Phase 1

1. Students are required to listen to the discussion and define what a flowchart in their own
words is.
2. Students will then share their definitions and teacher will clarify and elaborate on key words
in the definitions.
3. Teacher will explain to students that a flowchart is a pictorial representation of an algorithm.
4. Each student will be required to select a symbol and should match the symbol with what is its
function.
5. When the music stops the student that has the ball would be required to share which symbol
they have and what is its function.

Development

Phase 2

1. With the aid of a chart, teacher would explain the flowchart symbols and their functions.
2. During explanation teacher would be using question and answer to arouse critical thinking.
3. After explanation is complete, students would be given a sheet of paper with all the different
symbols in which they are required to match the correct function for each symbol.

Phase 3

4. Students are informed that they have 10 minutes to complete the activity.
5. After the 10 minute period, teacher will hold the red card up to indicate that the time for that
activity is over.

Closure

6. Teacher would ask students to exchange papers as the teacher go over the answers to the
activity. Students would then return the papers to the correct students and the teacher would
allow for any clarifications.
Conclusion

Phase 4

1. Teacher will give each student a different algorithm or problem and students are asked to
prepare a flowchart on that particular algorithm or problem.
2. Students will be allowed in an orderly manner to explain their algorithm or problem and the
flowchart that they arrived at.
3. Teacher will discuss the flowchart that students presented.

Phase 5

1. Teacher will ask one student to explain the importance of differentiating the types of symbols
relative to an algorithm.

Extended Activity

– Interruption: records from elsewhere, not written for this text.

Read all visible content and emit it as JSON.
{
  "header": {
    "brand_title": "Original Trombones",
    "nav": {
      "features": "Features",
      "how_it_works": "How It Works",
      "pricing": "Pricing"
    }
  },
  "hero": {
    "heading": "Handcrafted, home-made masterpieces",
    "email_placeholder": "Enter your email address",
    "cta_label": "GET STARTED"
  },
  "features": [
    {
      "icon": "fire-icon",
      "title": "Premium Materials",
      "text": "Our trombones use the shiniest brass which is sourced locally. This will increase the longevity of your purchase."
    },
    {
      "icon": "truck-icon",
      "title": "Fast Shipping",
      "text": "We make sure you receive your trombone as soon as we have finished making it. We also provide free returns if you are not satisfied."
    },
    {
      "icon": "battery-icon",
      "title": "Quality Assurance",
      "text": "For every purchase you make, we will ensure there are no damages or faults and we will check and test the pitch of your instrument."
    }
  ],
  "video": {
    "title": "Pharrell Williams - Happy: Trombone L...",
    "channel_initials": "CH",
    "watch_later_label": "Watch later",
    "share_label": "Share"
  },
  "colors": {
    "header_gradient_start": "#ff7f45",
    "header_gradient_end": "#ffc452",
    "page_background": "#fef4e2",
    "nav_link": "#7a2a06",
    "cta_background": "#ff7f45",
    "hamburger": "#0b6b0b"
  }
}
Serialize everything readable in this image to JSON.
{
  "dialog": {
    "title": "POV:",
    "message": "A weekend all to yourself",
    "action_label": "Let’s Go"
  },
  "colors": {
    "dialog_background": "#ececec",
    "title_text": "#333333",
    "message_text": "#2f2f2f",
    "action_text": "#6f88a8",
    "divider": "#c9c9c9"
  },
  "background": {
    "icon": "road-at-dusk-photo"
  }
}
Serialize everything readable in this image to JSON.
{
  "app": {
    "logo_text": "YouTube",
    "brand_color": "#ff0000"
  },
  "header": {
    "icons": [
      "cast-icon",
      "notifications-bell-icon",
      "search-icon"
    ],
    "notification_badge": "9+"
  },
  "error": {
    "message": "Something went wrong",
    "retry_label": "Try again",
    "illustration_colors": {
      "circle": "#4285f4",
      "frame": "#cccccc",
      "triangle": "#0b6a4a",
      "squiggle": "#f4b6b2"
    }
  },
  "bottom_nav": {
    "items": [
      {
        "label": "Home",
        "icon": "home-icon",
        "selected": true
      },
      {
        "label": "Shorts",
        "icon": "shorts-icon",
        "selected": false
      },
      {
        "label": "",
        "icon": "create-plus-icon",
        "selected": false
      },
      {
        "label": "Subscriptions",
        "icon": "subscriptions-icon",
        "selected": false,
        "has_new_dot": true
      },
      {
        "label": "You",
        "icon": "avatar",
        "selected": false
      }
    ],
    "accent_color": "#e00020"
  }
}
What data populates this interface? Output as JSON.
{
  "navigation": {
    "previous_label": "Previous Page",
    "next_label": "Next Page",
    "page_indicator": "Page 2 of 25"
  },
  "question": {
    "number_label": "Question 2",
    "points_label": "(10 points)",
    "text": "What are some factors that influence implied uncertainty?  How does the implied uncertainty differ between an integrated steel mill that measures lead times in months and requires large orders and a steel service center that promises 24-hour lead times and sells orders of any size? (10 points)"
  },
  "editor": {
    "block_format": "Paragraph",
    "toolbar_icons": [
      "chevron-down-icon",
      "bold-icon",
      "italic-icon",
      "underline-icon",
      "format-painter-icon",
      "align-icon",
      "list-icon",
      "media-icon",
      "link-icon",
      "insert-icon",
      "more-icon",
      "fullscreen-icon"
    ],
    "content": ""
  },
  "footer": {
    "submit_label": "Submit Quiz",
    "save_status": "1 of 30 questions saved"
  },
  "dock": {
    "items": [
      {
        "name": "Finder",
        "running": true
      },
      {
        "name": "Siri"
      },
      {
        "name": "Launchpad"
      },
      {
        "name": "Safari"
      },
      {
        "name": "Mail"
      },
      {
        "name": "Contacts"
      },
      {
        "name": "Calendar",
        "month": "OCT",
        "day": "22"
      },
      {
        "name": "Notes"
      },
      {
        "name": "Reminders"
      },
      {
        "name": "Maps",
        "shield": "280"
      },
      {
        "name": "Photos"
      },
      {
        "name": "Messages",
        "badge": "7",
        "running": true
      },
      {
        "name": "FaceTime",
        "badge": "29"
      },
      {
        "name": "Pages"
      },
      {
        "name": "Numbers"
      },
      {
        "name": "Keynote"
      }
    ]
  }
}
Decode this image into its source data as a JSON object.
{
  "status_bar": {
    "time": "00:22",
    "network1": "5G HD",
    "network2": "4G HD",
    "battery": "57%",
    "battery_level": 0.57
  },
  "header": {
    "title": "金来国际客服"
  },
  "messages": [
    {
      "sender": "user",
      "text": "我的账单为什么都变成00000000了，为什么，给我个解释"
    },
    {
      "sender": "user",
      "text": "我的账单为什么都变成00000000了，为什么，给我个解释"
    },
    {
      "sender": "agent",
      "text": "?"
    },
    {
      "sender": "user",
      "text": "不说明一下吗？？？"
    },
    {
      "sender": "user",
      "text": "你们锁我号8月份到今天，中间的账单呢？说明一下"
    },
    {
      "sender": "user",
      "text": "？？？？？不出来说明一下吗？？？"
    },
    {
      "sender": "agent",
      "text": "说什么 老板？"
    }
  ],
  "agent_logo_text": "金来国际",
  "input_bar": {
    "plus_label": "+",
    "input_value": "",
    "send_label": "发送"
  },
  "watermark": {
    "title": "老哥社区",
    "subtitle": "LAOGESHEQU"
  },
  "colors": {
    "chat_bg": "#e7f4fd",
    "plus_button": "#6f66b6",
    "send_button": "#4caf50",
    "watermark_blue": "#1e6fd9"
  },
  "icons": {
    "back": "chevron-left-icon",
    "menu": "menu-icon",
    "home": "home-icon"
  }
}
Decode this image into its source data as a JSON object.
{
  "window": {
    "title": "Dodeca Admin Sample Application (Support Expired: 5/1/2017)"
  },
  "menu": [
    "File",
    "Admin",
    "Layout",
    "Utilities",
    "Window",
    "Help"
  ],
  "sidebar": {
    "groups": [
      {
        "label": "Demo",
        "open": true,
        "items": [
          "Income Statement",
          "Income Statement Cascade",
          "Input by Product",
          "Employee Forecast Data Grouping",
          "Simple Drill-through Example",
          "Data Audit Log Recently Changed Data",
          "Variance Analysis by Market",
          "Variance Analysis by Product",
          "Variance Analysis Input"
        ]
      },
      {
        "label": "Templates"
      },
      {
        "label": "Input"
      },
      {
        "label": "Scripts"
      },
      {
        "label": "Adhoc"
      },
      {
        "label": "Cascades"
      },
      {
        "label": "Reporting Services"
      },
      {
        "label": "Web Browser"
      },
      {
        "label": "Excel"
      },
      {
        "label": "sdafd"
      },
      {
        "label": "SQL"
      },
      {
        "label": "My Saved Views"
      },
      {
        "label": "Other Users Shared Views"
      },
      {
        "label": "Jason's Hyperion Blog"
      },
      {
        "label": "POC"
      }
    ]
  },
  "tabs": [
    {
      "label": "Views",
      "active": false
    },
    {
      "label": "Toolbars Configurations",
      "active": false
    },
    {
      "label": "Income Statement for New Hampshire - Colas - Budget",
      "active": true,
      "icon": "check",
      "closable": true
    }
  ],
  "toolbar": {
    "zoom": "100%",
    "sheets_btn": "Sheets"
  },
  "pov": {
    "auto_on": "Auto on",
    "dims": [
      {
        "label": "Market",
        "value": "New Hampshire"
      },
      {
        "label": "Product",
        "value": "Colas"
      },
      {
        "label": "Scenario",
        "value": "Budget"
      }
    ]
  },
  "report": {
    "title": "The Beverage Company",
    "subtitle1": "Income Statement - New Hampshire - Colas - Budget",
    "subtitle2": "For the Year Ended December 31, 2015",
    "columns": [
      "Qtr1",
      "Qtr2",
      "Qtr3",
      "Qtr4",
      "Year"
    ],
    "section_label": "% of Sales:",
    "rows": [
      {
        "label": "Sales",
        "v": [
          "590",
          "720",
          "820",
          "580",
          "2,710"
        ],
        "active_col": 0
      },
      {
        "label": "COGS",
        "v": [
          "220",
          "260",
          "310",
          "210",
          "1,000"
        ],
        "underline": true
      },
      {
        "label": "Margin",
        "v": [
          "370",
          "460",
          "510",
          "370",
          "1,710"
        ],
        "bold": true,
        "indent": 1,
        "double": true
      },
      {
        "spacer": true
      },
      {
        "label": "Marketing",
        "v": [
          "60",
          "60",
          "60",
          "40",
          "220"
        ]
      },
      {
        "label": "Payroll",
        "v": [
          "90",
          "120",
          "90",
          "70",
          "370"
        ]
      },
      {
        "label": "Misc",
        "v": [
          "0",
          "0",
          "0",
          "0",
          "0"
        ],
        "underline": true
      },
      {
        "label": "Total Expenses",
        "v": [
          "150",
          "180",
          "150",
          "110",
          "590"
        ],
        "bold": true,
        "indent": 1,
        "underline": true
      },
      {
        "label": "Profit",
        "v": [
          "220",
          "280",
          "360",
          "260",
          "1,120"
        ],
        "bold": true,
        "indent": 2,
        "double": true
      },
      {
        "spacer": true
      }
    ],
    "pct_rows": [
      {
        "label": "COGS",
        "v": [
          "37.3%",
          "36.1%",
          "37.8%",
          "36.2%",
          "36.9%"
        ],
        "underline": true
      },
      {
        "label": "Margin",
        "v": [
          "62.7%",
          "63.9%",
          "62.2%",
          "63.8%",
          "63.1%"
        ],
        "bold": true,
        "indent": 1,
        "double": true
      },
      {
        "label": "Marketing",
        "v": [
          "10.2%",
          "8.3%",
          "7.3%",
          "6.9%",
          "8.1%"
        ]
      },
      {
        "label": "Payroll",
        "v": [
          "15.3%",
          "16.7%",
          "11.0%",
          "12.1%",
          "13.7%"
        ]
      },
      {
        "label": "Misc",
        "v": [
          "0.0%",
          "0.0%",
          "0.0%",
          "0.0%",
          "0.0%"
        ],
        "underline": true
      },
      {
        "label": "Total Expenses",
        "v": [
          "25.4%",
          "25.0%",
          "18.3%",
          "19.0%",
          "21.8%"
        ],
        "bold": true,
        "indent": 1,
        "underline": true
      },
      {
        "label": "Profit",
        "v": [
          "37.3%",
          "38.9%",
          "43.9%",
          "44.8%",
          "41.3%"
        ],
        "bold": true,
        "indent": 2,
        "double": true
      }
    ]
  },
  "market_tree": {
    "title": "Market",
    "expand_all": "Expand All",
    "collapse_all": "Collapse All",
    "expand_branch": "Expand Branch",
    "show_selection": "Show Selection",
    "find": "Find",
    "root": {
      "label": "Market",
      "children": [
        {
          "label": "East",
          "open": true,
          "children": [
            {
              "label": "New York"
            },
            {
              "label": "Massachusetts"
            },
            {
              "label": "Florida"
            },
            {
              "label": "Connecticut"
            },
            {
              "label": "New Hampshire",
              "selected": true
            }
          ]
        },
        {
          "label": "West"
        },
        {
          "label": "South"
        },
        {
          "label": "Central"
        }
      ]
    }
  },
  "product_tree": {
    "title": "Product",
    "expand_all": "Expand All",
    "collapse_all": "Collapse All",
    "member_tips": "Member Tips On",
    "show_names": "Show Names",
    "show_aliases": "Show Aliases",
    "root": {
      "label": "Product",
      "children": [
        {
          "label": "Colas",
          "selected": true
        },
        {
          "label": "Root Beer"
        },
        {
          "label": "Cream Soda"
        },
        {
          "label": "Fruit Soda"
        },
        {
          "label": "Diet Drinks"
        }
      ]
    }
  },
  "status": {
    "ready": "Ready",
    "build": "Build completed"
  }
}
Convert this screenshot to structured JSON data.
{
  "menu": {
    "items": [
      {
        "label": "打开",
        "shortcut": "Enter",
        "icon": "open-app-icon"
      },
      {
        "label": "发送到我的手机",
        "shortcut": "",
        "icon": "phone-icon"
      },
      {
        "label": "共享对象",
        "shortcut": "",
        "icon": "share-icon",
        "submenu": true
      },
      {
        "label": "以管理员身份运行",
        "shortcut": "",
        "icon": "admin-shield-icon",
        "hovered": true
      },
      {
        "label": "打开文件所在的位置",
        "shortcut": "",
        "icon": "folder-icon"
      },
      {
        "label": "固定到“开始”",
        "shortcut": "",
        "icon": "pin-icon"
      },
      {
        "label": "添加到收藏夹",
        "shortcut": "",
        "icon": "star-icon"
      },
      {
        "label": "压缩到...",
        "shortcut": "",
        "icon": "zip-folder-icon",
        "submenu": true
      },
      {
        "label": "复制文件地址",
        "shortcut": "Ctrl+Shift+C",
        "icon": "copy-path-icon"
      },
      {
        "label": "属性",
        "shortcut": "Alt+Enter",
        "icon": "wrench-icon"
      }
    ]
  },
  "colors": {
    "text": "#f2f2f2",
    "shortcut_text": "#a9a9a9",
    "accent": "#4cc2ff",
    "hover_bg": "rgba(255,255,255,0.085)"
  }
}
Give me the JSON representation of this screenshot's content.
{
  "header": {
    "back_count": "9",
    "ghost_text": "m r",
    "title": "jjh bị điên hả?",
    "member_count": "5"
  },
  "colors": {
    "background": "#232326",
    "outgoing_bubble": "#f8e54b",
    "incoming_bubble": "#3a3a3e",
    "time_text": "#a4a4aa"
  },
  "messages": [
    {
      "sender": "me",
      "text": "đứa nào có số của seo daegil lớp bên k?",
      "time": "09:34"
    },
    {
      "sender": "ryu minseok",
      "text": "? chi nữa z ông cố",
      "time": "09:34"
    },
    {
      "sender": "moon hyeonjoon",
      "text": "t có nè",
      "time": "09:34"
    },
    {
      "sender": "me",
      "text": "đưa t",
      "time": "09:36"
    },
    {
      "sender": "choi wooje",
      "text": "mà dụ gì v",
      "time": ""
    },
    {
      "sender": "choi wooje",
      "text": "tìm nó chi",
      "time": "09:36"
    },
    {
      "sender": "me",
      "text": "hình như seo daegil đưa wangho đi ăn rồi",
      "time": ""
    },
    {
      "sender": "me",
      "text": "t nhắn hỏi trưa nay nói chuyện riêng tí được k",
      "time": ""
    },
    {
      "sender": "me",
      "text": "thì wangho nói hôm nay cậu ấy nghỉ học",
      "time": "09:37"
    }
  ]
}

Students will be given a puzzle on all the terms covered along with the flowchart symbols. These
students are then required to organize the puzzle with at least 90% accuracy.